▶ **Exercise**
Among the records below, find the lines with the word "currentNode" and copy them.

(App and web page records)
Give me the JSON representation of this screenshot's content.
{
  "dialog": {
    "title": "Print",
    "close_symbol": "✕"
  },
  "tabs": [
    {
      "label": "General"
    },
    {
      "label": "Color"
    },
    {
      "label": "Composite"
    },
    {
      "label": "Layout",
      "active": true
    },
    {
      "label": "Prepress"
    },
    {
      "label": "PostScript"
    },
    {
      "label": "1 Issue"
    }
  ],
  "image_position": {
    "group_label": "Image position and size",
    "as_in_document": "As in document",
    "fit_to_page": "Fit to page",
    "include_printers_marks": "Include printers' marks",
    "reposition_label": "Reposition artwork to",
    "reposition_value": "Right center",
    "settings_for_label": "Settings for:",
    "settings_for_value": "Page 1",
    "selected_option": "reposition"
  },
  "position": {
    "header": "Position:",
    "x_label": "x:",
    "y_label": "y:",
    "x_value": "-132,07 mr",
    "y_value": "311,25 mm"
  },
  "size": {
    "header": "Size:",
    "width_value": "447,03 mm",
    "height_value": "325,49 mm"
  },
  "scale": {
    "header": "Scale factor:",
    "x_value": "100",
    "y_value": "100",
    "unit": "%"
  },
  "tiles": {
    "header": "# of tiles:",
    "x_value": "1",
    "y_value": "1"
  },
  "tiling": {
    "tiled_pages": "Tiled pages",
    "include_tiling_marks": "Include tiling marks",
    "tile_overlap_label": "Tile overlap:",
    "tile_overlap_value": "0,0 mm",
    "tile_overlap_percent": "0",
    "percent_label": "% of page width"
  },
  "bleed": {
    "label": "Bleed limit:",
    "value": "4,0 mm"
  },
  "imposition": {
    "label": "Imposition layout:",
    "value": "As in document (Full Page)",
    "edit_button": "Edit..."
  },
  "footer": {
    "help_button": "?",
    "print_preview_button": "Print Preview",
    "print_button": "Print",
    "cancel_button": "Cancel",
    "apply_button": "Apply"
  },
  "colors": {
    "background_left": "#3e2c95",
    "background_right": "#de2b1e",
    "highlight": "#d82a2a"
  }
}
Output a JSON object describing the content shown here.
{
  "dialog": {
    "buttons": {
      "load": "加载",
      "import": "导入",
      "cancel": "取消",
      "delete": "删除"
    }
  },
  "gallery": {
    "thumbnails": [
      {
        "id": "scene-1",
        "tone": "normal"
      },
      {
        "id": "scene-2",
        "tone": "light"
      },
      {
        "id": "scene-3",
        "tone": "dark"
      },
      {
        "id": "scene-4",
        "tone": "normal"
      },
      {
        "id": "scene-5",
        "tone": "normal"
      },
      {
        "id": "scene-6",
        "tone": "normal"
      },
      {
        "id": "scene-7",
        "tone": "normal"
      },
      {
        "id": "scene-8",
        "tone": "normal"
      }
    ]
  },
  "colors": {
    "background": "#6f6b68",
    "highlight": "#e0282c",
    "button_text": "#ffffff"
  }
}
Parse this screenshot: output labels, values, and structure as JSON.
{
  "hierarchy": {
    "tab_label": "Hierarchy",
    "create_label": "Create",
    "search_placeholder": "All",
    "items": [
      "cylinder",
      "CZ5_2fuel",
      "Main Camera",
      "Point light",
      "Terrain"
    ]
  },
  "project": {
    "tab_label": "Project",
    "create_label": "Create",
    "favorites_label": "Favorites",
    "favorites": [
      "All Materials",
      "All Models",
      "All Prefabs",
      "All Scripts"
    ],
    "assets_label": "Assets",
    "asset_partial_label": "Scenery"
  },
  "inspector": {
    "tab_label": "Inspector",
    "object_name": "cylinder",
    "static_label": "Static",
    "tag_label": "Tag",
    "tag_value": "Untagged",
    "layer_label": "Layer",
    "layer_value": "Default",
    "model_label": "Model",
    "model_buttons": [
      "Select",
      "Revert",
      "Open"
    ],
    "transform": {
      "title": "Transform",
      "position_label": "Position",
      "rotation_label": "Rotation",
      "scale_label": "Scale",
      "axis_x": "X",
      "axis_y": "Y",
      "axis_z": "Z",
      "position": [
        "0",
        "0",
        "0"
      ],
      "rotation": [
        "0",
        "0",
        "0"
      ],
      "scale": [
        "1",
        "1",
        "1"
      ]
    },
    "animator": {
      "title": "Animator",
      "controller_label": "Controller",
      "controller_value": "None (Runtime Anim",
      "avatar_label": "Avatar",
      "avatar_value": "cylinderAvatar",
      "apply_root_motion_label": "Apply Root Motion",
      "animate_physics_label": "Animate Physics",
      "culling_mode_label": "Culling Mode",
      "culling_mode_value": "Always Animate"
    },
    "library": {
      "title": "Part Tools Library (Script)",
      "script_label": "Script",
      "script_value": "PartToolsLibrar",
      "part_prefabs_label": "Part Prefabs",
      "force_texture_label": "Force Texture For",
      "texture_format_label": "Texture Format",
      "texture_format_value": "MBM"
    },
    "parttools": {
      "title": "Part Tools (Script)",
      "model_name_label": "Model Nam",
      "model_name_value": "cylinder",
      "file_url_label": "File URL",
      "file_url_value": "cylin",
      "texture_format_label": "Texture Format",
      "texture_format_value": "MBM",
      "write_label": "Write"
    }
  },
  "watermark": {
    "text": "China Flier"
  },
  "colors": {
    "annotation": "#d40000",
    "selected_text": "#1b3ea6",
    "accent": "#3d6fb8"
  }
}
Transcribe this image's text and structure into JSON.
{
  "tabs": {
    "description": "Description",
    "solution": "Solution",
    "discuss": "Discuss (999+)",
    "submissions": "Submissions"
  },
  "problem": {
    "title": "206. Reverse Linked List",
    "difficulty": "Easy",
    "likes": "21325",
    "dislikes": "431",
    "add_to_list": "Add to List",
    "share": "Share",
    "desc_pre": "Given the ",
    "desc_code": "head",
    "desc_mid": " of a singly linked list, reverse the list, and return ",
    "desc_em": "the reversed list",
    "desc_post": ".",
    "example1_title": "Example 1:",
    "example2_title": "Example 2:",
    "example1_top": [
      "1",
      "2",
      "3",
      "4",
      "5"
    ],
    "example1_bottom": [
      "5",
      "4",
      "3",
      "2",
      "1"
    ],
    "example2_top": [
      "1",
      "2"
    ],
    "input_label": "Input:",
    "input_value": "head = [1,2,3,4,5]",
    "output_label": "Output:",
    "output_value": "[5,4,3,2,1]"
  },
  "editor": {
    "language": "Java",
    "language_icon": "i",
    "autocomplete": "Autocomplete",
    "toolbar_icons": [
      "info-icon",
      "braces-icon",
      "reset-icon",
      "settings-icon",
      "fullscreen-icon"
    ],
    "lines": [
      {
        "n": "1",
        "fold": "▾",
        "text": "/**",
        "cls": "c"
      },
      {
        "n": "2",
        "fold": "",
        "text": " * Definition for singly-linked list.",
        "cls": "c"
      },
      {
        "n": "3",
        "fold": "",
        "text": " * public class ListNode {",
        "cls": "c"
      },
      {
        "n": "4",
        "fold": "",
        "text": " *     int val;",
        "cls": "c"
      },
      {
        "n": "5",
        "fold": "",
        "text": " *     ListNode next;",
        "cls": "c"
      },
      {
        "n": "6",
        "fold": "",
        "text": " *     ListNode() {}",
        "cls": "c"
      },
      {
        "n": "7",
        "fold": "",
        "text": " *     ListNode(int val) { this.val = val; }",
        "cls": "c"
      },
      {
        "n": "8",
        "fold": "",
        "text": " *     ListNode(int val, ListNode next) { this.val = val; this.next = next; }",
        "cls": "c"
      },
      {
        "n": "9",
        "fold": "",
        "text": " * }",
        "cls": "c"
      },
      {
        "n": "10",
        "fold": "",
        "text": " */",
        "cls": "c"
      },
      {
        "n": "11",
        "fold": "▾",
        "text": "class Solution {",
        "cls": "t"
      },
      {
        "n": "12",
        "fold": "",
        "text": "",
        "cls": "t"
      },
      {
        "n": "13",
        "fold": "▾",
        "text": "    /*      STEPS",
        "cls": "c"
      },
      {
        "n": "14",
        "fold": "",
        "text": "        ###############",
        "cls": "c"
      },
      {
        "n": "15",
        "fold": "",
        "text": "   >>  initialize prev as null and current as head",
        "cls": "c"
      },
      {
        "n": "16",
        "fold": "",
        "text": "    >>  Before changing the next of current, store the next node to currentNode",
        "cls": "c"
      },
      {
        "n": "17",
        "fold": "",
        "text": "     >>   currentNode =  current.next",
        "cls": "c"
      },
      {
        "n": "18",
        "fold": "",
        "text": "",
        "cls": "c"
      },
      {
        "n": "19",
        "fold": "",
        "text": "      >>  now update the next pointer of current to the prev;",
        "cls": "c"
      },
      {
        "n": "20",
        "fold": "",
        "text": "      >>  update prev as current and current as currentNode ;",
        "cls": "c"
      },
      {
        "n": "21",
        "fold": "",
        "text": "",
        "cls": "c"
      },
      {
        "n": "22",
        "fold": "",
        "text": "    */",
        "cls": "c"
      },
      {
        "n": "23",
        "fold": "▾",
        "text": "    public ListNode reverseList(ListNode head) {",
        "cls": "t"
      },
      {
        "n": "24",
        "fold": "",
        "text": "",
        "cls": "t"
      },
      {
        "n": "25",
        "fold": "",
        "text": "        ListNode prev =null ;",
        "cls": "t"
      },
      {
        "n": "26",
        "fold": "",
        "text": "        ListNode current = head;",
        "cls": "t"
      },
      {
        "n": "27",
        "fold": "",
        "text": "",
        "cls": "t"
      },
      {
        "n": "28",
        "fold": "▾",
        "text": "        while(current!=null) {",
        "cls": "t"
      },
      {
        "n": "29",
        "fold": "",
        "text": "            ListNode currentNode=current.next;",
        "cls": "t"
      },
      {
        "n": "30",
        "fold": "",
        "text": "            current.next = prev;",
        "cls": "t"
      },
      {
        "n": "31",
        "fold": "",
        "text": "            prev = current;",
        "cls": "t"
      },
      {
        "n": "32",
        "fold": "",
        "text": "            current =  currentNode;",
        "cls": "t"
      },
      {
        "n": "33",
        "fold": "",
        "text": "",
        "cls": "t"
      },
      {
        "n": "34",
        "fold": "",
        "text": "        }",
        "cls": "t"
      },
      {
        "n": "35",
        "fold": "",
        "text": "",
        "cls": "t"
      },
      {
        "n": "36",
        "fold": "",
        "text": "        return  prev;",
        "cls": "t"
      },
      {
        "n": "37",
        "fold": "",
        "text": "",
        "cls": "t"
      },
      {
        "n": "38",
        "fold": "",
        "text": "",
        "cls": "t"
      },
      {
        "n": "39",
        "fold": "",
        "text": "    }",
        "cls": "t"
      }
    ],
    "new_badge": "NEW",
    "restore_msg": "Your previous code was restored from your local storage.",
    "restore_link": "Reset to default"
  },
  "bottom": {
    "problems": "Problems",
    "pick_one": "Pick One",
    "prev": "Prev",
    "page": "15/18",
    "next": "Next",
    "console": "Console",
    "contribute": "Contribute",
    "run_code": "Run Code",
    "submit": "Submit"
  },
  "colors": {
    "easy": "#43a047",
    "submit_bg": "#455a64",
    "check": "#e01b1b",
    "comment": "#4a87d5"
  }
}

▶ **Finished task**
        "text": "    >>  Before changing the next of current, store the next node to currentNode",
        "text": "     >>   currentNode =  current.next",
        "text": "      >>  update prev as current and current as currentNode ;",
        "text": "            ListNode currentNode=current.next;",
        "text": "            current =  currentNode;",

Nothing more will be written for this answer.